TASK DESCRIPTION:
The copy you produce must repeat each record exactly and contain no pictures.

EXTRACTED ENTRIES below:

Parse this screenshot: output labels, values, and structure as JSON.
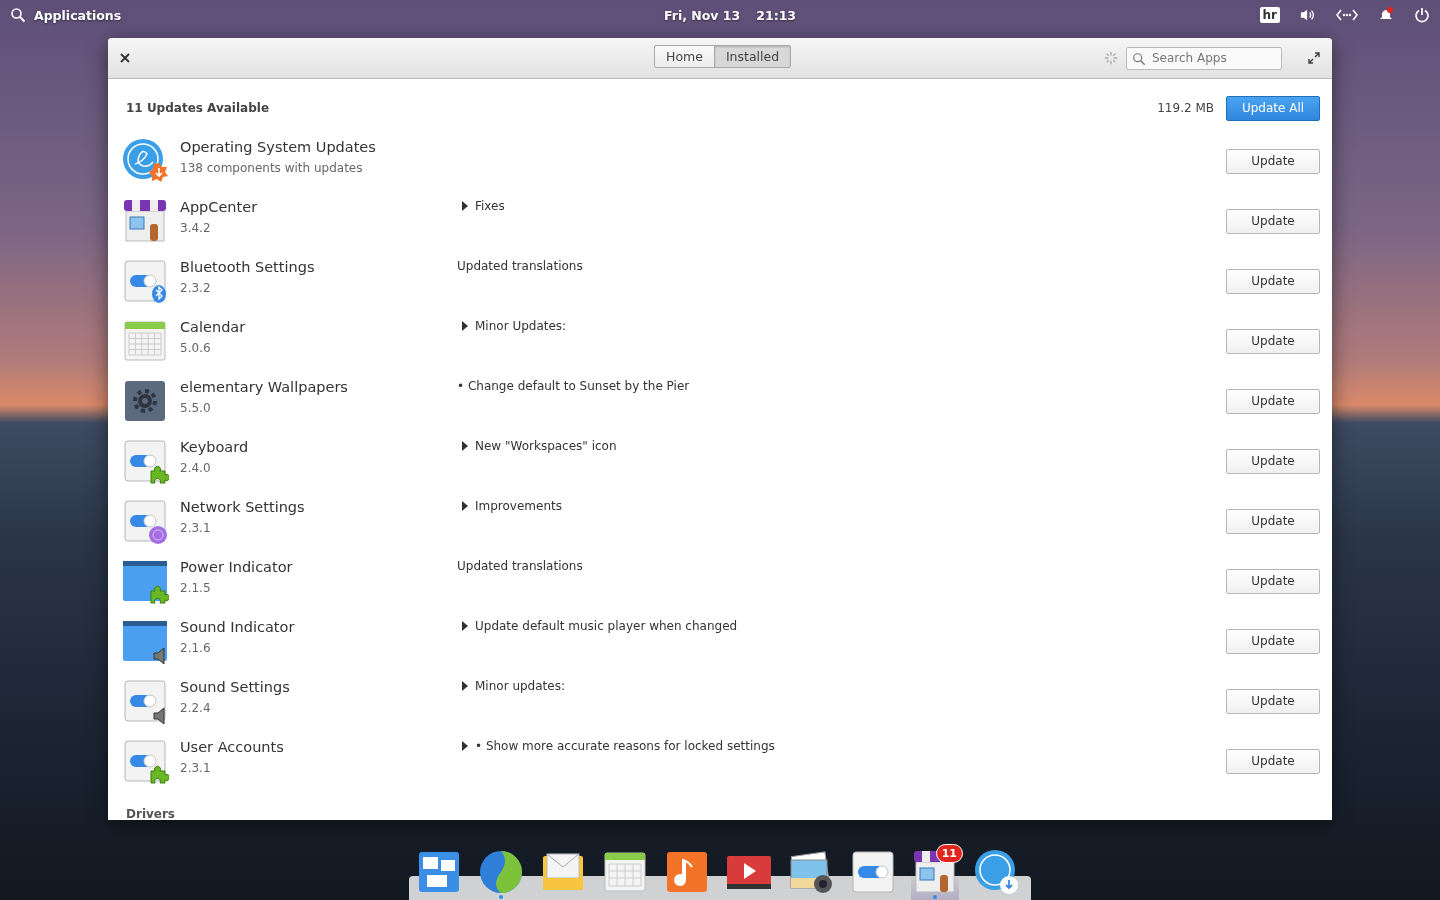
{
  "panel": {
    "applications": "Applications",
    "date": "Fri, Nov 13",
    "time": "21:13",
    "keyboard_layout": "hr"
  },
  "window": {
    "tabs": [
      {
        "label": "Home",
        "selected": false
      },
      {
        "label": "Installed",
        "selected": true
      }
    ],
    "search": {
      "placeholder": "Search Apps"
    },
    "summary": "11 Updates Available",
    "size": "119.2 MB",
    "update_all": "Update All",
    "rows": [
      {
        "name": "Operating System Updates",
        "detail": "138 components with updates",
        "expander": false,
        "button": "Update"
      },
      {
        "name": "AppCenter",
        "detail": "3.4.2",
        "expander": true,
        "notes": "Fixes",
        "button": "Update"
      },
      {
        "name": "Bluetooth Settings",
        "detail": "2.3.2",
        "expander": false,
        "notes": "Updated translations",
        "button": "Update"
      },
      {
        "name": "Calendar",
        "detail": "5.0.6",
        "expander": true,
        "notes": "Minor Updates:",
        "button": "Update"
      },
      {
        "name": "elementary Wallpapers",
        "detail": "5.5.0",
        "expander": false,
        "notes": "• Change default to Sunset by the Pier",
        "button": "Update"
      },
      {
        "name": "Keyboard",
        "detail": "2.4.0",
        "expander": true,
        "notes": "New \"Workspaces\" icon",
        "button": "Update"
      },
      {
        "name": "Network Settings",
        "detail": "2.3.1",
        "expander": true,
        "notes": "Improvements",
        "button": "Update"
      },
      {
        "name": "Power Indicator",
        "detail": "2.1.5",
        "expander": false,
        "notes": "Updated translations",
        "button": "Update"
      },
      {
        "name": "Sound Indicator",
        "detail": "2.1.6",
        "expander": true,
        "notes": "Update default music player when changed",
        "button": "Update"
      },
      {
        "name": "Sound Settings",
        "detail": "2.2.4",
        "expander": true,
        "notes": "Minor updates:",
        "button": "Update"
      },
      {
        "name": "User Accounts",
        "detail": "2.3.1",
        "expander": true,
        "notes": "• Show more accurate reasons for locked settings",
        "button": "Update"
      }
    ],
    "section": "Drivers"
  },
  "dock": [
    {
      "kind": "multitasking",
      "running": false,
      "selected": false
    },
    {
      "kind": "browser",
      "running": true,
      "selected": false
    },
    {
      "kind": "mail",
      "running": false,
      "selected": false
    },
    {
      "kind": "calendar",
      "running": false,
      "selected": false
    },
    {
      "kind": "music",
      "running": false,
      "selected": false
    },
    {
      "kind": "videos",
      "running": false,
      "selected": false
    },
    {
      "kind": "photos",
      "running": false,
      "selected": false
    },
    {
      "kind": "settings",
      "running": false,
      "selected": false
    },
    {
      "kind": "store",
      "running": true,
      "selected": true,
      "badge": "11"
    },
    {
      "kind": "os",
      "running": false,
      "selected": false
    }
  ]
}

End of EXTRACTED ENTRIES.

RESULT:
Parse this screenshot: output labels, values, and structure as JSON.
{
  "panel": {
    "applications": "Applications",
    "date": "Fri, Nov 13",
    "time": "21:13",
    "keyboard_layout": "hr"
  },
  "window": {
    "tabs": [
      {
        "label": "Home",
        "selected": false
      },
      {
        "label": "Installed",
        "selected": true
      }
    ],
    "search": {
      "placeholder": "Search Apps"
    },
    "summary": "11 Updates Available",
    "size": "119.2 MB",
    "update_all": "Update All",
    "rows": [
      {
        "name": "Operating System Updates",
        "detail": "138 components with updates",
        "expander": false,
        "button": "Update"
      },
      {
        "name": "AppCenter",
        "detail": "3.4.2",
        "expander": true,
        "notes": "Fixes",
        "button": "Update"
      },
      {
        "name": "Bluetooth Settings",
        "detail": "2.3.2",
        "expander": false,
        "notes": "Updated translations",
        "button": "Update"
      },
      {
        "name": "Calendar",
        "detail": "5.0.6",
        "expander": true,
        "notes": "Minor Updates:",
        "button": "Update"
      },
      {
        "name": "elementary Wallpapers",
        "detail": "5.5.0",
        "expander": false,
        "notes": "• Change default to Sunset by the Pier",
        "button": "Update"
      },
      {
        "name": "Keyboard",
        "detail": "2.4.0",
        "expander": true,
        "notes": "New \"Workspaces\" icon",
        "button": "Update"
      },
      {
        "name": "Network Settings",
        "detail": "2.3.1",
        "expander": true,
        "notes": "Improvements",
        "button": "Update"
      },
      {
        "name": "Power Indicator",
        "detail": "2.1.5",
        "expander": false,
        "notes": "Updated translations",
        "button": "Update"
      },
      {
        "name": "Sound Indicator",
        "detail": "2.1.6",
        "expander": true,
        "notes": "Update default music player when changed",
        "button": "Update"
      },
      {
        "name": "Sound Settings",
        "detail": "2.2.4",
        "expander": true,
        "notes": "Minor updates:",
        "button": "Update"
      },
      {
        "name": "User Accounts",
        "detail": "2.3.1",
        "expander": true,
        "notes": "• Show more accurate reasons for locked settings",
        "button": "Update"
      }
    ],
    "section": "Drivers"
  },
  "dock": [
    {
      "kind": "multitasking",
      "running": false,
      "selected": false
    },
    {
      "kind": "browser",
      "running": true,
      "selected": false
    },
    {
      "kind": "mail",
      "running": false,
      "selected": false
    },
    {
      "kind": "calendar",
      "running": false,
      "selected": false
    },
    {
      "kind": "music",
      "running": false,
      "selected": false
    },
    {
      "kind": "videos",
      "running": false,
      "selected": false
    },
    {
      "kind": "photos",
      "running": false,
      "selected": false
    },
    {
      "kind": "settings",
      "running": false,
      "selected": false
    },
    {
      "kind": "store",
      "running": true,
      "selected": true,
      "badge": "11"
    },
    {
      "kind": "os",
      "running": false,
      "selected": false
    }
  ]
}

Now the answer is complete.